The last step was to create the lettering as an embossing.

The back of the piece was to be woodgrain. It was as simple as creating a flat relief and then adding a woodgrain bitmap texture. In this shot you can see how much I stretched things out.

The supports for the two styles of gears were done at two heights. These were done as individual reliefs and then merged highest with the wood grained background.

Then it was a simple matter of tool pathing the various rules and sending them off to the MultiCam. Because this piece was rather small and relatively thin I used 40 lb Precision Board for the gears and the top layer. It is even stronger than 30 lb and should hold up well in transit.

In the next entry I'll show how this whole thing fits together. Stay tuned...


Monday, December 15, 2014

Golf sign start

We are slowly working our way through a big list of signs for Skallywag Bay. The next major sign on the list is for the adventure golf. The routed signs are actually the smaller portion of the project. Just the same the main sign was both challenging and fun.

The first task was to commit the design to vectors.

I then opened the sandblasted redwood bitmap in PhotoShop and used the warp tool to bend it to the shape of the sign. 
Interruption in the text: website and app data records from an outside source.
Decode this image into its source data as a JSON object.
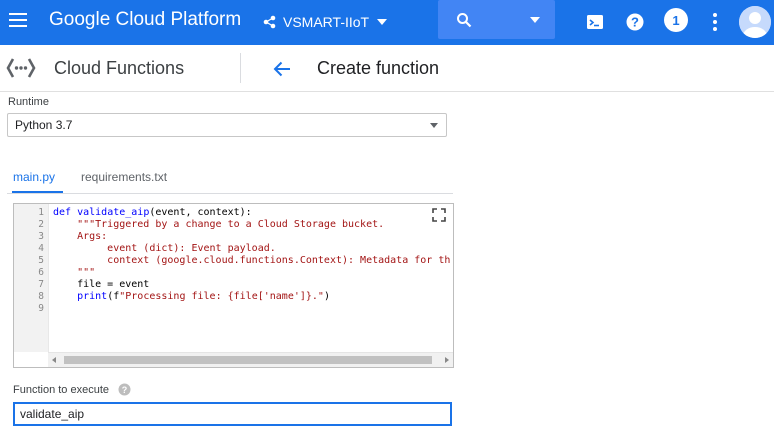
{
  "topbar": {
    "app_title": "Google Cloud Platform",
    "project_name": "VSMART-IIoT",
    "notification_count": "1",
    "colors": {
      "bar": "#1a73e8",
      "search": "#4285f4"
    },
    "icons": [
      "menu-icon",
      "project-dots-icon",
      "chevron-down-icon",
      "search-icon",
      "cloud-shell-icon",
      "help-icon",
      "more-vert-icon",
      "avatar"
    ]
  },
  "subheader": {
    "product": "Cloud Functions",
    "page_title": "Create function"
  },
  "runtime": {
    "label": "Runtime",
    "value": "Python 3.7"
  },
  "tabs": [
    {
      "label": "main.py",
      "active": true
    },
    {
      "label": "requirements.txt",
      "active": false
    }
  ],
  "editor": {
    "line_numbers": [
      "1",
      "2",
      "3",
      "4",
      "5",
      "6",
      "7",
      "8",
      "9"
    ],
    "lines": [
      [
        {
          "t": "def ",
          "c": "kw"
        },
        {
          "t": "validate_aip",
          "c": "fn"
        },
        {
          "t": "(event, context):",
          "c": ""
        }
      ],
      [
        {
          "t": "    \"\"\"Triggered by a change to a Cloud Storage bucket.",
          "c": "str"
        }
      ],
      [
        {
          "t": "    Args:",
          "c": "str"
        }
      ],
      [
        {
          "t": "         event (dict): Event payload.",
          "c": "str"
        }
      ],
      [
        {
          "t": "         context (google.cloud.functions.Context): Metadata for th",
          "c": "str"
        }
      ],
      [
        {
          "t": "    \"\"\"",
          "c": "str"
        }
      ],
      [
        {
          "t": "    file = event",
          "c": ""
        }
      ],
      [
        {
          "t": "    ",
          "c": ""
        },
        {
          "t": "print",
          "c": "kw"
        },
        {
          "t": "(f",
          "c": ""
        },
        {
          "t": "\"Processing file: {file['name']}.\"",
          "c": "str"
        },
        {
          "t": ")",
          "c": ""
        }
      ],
      [
        {
          "t": "",
          "c": ""
        }
      ]
    ]
  },
  "function_to_execute": {
    "label": "Function to execute",
    "value": "validate_aip"
  }
}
The spindles/handles of the ships wheel were created using the dome tool.

The rim of the wheel was next, once again using the dome tool but fairly flat.
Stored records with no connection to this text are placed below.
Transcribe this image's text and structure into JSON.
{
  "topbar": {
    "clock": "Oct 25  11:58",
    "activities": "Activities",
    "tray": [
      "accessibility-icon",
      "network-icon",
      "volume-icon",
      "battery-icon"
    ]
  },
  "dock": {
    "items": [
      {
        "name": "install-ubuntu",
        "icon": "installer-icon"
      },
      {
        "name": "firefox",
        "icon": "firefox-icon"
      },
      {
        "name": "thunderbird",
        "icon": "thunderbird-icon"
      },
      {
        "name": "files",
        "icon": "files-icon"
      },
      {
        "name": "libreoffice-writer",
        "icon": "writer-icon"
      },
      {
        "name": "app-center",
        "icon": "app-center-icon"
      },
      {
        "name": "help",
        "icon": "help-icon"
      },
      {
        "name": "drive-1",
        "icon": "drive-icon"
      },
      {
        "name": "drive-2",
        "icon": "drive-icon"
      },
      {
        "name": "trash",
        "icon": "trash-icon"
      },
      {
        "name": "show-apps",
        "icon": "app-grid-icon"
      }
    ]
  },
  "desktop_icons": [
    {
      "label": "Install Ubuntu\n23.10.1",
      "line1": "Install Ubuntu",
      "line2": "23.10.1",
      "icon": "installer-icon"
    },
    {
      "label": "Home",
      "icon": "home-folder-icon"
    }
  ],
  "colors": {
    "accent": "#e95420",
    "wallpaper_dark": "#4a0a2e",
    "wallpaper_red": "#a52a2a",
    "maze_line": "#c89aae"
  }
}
The last step of the wheel was the flat center piece.

I then merged all the pieces of the wheel together. After the rest of the sign vectors were built I would adjust the height to make sure it wasn't higher than the sign board.

The sign board was the next piece to be created as flat relief.

The warped woodgrain bitmap was imported and applied to the flat board relief.

At this point I merged the wheel and the sign board onto a zero height flat relief. I then duplicated the relief and flipped the copy. This would be routed to form the back of the sign.

The front section of the sign then would get the lettering, starting with the letting outline. This outline was built as a separate relief. I next would position those reliefs over the woodgrain merge them with the sign board.

The main lettering was created using the bevel tool.

The smaller lettering was created using the dome tool.

With the last of the lettering in place I could then tool path the file and send it off to the MultiCam. As usual the pieces would be cut from 30 lb Precision Board. I set the machine in motion and went on to the other work.

Tomorrow morning it will be ready to glue up.